One-fifth of Americans are considered functionally illiterate, 21% of the adult population. Source: Julie Farby, All Headline News, “D.C. Literacy Rate Worse Than Rest Of United States,” March 24, 2007
Never married, the 5-foot-3-inch Darger seems to have had only one close friend, William Schloder, with whom he formed the nonfunctional, two-member Children’s Protective Society. (In 1929, Darger expressed genuine bafflement when his offer to adopt a child was turned down by authorities.) He arose before 7:00 and attended Catholic mass regularly-sometimes four or five times a day. Twice, to his exasperation, he was rejected from military service: in 1918 for poor eyesight, in 1945 for age. Though reluctant to engage in conversation, except about the weather (a lifelong preoccupation), he was nevertheless a superb mimic who was sometimes heard to carry on long dialogues in which he played both himself and a cranky nun. From time to time, he was visited by a priest. He kept detailed weather journals in which he impatiently pointed out the errors of forecasters. (On Easter Sunday of 1913, the year he turned 21, Darger watched a tornado devastate the town of Countybrown, Ill.) Other notebooks were devoted to images and written accounts of lethal fires. Occasionally he sang songs with indecipherable lyrics, perhaps in accord with his claim to Brazilian birth. He wore old eyeglasses held together with tape and kept his wallet tied to a shoestring that attached to one belt loop. His wardrobe consisted primarily of shirts with torn-off sleeves for summer, a full-length army overcoat and a cap with ear-flaps for winter. Long a dedicated scavenger (sometimes from neighborhood trash cans), he accumulated large collections of twine, eyeglasses, toys, religious pictures and statuettes, Pepto-Bismol bottles, phonograph records and shoes.
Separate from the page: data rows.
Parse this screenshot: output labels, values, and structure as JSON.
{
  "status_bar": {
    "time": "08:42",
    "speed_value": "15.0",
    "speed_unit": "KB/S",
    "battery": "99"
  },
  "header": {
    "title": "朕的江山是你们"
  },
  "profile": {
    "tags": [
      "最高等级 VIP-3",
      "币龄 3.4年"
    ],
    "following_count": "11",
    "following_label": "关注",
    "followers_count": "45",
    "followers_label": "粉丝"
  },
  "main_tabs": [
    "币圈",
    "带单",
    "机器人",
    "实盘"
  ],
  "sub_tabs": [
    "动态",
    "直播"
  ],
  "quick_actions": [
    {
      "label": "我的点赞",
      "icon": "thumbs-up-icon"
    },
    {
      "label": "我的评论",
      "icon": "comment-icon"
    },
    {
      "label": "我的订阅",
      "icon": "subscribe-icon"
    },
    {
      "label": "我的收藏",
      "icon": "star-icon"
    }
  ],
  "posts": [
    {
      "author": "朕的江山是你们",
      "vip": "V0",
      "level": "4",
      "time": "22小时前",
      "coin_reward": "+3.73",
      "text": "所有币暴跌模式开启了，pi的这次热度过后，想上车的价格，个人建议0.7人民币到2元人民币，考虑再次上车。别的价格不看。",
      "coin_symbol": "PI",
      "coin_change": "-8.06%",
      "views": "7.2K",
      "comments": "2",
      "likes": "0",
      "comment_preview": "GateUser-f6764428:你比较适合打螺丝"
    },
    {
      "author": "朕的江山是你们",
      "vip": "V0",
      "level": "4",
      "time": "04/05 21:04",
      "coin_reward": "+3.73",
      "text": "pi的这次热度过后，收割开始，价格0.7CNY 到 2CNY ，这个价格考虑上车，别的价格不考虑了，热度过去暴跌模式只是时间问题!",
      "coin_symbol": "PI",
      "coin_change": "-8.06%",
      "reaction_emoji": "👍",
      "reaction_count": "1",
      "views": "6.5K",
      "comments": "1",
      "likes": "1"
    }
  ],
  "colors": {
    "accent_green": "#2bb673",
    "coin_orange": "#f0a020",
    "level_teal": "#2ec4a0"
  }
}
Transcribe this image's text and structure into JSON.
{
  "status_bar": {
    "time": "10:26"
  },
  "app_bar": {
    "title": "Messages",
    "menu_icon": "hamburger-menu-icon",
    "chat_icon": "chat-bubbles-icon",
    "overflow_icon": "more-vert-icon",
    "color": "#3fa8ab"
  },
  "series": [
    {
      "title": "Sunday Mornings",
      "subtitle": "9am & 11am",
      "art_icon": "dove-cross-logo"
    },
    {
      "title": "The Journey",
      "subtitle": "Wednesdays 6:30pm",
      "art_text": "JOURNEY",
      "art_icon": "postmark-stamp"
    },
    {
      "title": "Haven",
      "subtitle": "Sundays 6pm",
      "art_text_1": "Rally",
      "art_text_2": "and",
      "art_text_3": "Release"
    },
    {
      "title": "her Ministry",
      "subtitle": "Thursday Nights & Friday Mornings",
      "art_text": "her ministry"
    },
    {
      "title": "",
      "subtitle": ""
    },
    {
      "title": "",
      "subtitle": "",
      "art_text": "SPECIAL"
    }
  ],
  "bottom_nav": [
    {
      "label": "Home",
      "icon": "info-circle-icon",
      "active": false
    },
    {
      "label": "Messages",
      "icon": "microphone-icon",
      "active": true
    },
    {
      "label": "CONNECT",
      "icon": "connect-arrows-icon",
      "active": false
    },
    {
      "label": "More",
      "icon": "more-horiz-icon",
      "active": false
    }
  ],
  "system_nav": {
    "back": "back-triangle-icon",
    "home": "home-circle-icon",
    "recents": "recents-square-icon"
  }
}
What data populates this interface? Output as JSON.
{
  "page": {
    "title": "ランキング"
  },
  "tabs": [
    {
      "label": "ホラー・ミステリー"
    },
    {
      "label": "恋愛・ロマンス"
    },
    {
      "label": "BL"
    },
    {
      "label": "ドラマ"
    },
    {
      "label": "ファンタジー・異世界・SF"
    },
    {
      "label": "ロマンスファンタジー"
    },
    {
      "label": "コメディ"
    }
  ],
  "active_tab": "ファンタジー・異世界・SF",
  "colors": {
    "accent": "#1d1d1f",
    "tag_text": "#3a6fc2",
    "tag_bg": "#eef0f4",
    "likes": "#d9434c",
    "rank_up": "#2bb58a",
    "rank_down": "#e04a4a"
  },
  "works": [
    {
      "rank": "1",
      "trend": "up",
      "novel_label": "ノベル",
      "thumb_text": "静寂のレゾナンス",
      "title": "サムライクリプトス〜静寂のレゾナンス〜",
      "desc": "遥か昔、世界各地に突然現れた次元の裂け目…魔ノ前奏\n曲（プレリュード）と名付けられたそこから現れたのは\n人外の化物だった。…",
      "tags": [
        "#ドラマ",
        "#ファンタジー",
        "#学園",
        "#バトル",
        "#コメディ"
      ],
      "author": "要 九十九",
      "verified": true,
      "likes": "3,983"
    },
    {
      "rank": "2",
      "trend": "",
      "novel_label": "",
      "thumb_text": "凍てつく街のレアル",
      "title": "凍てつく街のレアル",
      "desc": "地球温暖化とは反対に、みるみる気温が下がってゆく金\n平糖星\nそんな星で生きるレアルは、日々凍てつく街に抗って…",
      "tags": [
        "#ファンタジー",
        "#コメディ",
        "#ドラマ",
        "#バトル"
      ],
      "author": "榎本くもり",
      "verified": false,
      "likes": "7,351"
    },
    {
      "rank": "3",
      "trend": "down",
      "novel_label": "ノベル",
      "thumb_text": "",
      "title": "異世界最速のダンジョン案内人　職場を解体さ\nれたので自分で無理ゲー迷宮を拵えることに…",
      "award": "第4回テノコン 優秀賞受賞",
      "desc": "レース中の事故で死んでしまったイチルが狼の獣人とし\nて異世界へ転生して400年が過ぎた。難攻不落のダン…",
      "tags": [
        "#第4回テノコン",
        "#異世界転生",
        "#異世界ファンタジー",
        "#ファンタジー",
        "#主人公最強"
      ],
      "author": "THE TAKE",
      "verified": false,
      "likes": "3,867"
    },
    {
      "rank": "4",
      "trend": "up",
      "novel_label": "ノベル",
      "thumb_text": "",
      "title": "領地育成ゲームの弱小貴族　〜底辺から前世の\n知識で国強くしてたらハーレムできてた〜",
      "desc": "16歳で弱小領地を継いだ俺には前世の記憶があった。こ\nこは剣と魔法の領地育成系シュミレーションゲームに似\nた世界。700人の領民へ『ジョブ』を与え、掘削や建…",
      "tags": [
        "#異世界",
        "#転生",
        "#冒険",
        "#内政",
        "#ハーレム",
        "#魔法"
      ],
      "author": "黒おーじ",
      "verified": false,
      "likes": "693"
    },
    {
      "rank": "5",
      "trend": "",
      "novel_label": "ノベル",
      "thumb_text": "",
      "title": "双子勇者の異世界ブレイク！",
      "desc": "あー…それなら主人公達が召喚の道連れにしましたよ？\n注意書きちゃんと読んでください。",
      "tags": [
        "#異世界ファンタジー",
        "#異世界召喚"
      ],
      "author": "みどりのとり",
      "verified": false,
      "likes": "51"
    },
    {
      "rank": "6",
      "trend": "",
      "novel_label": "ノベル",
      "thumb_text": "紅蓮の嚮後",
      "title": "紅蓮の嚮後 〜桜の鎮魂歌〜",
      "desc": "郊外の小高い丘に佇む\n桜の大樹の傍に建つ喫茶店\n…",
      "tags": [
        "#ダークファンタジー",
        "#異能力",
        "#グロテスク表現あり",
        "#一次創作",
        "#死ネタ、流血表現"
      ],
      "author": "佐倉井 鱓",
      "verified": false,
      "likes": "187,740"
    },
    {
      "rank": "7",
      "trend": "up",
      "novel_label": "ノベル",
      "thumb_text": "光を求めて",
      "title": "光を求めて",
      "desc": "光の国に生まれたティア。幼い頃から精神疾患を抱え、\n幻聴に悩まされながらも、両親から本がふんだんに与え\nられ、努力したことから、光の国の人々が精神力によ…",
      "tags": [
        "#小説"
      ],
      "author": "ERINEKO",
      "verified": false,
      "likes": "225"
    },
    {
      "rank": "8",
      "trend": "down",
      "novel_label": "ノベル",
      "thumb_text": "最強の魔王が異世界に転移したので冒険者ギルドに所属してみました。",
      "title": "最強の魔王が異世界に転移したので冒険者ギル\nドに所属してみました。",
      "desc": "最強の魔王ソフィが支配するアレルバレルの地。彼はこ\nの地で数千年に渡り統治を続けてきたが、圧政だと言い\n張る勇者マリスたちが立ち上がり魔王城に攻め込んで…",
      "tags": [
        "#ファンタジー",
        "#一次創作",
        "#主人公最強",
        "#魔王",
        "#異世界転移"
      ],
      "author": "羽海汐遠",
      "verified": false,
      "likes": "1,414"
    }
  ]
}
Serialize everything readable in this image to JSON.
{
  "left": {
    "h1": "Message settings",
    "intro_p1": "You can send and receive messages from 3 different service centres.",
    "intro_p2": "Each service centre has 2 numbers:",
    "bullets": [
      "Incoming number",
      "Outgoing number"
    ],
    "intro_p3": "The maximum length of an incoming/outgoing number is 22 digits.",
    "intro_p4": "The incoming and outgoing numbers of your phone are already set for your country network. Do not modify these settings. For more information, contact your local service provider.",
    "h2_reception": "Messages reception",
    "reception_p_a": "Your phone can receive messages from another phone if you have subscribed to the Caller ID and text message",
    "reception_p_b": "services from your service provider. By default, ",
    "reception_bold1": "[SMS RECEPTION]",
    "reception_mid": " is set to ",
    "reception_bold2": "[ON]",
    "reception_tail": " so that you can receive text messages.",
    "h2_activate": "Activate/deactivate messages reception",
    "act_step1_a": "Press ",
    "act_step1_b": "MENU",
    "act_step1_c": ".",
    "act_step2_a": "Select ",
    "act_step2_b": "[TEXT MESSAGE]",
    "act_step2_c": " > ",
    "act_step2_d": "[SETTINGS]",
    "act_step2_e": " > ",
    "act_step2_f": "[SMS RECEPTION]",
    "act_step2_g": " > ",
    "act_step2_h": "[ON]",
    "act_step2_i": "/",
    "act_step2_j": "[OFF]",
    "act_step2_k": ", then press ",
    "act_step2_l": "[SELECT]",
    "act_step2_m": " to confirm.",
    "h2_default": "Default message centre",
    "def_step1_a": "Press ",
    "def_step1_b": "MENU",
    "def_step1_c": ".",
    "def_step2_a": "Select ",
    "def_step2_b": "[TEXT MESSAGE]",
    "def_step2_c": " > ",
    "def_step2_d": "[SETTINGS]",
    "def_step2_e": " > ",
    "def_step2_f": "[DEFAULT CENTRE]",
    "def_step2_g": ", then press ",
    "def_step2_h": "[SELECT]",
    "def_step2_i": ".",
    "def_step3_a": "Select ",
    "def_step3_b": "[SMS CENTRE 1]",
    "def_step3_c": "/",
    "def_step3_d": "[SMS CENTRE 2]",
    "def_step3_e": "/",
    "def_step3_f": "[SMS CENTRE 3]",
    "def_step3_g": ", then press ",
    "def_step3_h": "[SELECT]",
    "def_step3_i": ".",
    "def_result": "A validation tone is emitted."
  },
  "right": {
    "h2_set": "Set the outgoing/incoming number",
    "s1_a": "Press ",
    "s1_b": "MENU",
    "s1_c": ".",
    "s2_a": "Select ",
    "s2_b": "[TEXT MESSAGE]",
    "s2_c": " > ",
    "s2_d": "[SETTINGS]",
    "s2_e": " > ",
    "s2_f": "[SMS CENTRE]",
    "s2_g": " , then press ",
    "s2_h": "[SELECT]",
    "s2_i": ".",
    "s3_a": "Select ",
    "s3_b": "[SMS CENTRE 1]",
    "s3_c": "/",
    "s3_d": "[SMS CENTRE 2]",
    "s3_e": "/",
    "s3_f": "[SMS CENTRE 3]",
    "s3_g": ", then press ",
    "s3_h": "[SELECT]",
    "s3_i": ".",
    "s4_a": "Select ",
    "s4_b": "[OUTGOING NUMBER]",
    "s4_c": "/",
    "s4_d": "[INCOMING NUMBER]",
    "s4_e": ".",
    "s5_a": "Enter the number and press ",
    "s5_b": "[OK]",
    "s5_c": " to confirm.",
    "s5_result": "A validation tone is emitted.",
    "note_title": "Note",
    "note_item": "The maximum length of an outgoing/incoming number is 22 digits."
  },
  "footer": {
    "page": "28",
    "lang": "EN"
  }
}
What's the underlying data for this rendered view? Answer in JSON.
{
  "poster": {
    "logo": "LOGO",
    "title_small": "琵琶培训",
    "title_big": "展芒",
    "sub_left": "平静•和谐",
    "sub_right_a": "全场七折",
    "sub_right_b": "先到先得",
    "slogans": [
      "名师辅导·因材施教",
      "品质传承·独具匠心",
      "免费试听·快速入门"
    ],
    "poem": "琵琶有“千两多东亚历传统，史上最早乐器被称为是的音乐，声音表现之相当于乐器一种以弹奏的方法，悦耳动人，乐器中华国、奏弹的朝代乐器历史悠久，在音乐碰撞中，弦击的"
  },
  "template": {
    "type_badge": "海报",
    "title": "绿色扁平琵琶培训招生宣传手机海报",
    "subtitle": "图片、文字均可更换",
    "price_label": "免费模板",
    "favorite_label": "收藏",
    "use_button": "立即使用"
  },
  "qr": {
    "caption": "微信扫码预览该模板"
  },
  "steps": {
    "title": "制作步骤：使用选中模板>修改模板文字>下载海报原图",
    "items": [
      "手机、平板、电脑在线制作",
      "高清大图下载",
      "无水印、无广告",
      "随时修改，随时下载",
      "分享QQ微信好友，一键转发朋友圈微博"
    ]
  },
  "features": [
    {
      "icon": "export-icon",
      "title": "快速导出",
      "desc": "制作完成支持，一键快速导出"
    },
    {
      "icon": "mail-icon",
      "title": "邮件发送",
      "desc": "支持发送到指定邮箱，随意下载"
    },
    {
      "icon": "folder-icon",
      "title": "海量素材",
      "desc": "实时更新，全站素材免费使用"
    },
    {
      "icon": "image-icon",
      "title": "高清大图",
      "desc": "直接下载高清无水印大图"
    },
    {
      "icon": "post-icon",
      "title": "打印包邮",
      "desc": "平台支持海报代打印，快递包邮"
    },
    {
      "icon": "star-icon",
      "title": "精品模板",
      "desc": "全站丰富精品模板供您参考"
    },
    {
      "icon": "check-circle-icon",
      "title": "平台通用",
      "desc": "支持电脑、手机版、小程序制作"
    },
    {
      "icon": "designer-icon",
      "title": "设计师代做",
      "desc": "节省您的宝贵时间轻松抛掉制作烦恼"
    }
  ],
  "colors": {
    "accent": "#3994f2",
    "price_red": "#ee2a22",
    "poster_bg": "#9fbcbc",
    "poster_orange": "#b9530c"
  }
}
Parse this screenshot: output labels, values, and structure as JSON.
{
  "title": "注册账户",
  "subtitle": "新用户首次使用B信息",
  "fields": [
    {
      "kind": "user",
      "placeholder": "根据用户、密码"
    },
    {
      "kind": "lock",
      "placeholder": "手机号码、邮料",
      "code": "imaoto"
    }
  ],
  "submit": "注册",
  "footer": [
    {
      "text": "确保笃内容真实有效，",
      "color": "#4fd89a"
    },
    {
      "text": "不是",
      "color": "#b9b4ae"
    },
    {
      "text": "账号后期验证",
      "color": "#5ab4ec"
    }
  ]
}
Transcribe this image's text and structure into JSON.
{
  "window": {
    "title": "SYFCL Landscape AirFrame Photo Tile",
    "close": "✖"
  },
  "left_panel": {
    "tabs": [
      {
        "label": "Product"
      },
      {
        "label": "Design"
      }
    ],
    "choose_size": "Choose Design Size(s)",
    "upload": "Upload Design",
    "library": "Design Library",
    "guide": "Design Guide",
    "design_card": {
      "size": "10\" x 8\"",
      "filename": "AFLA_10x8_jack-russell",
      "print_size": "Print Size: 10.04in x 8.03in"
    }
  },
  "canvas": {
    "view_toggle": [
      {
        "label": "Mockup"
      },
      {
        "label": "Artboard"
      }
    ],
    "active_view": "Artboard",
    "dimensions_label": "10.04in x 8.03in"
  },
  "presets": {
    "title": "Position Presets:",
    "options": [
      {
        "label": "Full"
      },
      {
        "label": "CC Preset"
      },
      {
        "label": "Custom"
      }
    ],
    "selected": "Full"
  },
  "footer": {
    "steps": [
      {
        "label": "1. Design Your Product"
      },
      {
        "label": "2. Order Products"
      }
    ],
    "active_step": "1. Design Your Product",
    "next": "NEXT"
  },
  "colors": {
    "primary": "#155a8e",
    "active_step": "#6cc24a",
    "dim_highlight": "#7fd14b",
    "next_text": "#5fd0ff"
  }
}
In 1910, at the age of 18, this consummate Outsider had begun to compose — first longhand, later (in 1912 or 1916) with the aid of a primitive manual typewriter (treated as an elevated, spotlit relic in the show) — a fantasy epic that eventually filled 15,145 single-spaced, legal-size pages bound by hand into 15 volumes: The Story of the Vivian Girls, in what is known as The Realms of the Unreal, of the Glandeco-Angelinnian War Storm, caused by the Child Slave Rebellion. By Darger’s own account, composition of the young-girls-in-jeopardy story, with its attendant catalogues of flags, maps, officers, uniforms and battle casualties, took 11 years (thus requiring, by my calculation, an average production of 2,300 words per day, 365 days per year). The massive work, feverishly mixing idealization and sadism, is therefore a product of the celibate Darger’s most sexually volatile years. Late in the process, he decided to illustrate the tale, mostly in three separate albums, eventually producing some 300 pictures, including 87 multi-sheet horizontal panels. This visual project occupied the remainder of his life — he kept dutiful lists of illustrations needed, checking them off as each was completed — while he continued to write voluminously: journals, the fire and weather logs, a novelistic sequel known as The Vivian Girls in Chicago (a haunted-house saga), and the immense and largely fanciful “autobiography” that he began after his retirement in 1963.
–from Thank heaven for little girls – watercolors; Henry Darger; traveling exhibition
Art in America, Jan, 1998 by Richard Vine